In August 2012 Birds On The Edge was delighted to announce the return to Jersey of a much missed resident, the cirl bunting. Unlike the chough, these songbirds came back without any assistance. That they are still here, perhaps, is, however, the result of a lot of hard work and dedication (see report from October 2012).
In July last year, we reported that the bunting pair had successfully raised at least one chick. So, are they still living here in Jersey? Are they hanging on?
The pair and another bird presumed to be their fledged chick were seen regularly at their east coast haunts into the winter. Often at the seed put out in special feeders by Richard Perchard (following advice from the RSPB Cirl Bunting Project) aimed at helping the buntings get through the winter when, through changes in land use, they might struggle. The feeders are topped up and cleaned every third day, or more frequently in bad weather.
While the eastern birds remained in the territory we were very surprised to find two males at Noirmont on 26th of October last year. These two, unexplained, males stayed around at Noirmont well into November before disappearing.

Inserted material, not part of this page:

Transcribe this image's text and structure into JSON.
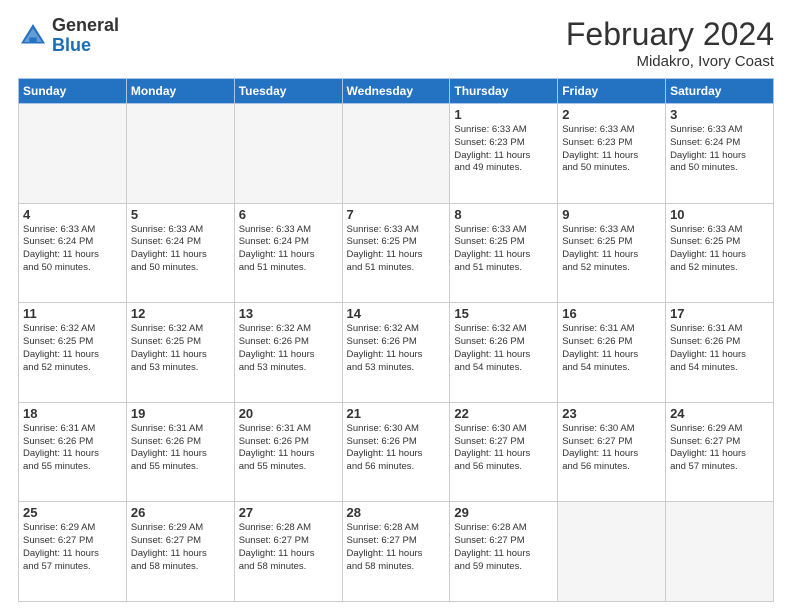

Cirl buntings are, at least in the UK, typified as being highly sedentary. Many only move a few kilometres in their whole life. While other populations in Europe are very migratory, all are dispersive – that is individuals may wander, often lengthy distances, away from the breeding areas. Dispersal like this is well known in most birds and often follows successful breeding seasons when numbers are high, or when food supplies may be low. Migrant birds have set breeding and wintering areas and, while they may look very much at home, are unlikely to be looking for somewhere new to breed (think of all those contented brent geese, they never hang around in spring). Dispersive birds, on the other hand, may well be looking for a new home and this is how most species spread out around the world. It’s how birds take up home on an island like ours.
We don’t know where the birds at Noirmont were from just like we don’t know where the breeding pair in the east came from. On 2nd January this year, a female was watched at one of the feeders and both she and a male were seen feeding there a week later. The pair was monitored, but not too closely for fear of disturbing these vulnerable birds, throughout the spring and everything looked good. Three birds were seen in July not very far from the pair. Another pair, another chick? Well, a definite chick was seen at the well-known site a few days later adding to the possibility of two pairs. In August it was confirmed that there were two pairs and both had young. Fourteen birds (four adults and 10 juveniles) were counted across the whole site on the 14th! Nine birds were seen again on 13th October.
Richard has seen up to three ‘pairs’ at the feeders this month but it is possible that these ‘pairs’ may include sibling juveniles sticking together.
Exactly how many buntings there are in Jersey remains a bit of mystery, but they are surviving and even thriving it seems. We could try to catch and mark them but this might easily upset these nervous birds and stop the recolonisation in its tracks. Disturbing them through visiting the site too often might also cause the birds to leave. What the increase does mean is that Richard might have to put more food out to help the growing flock through the winter!
Interestingly, a juvenile cirl bunting was seen at Noirmont on 20th October. One of ours leaving us, a new one coming in or one just passing through? Check up on the Jersey Birds website to see if any more turn up.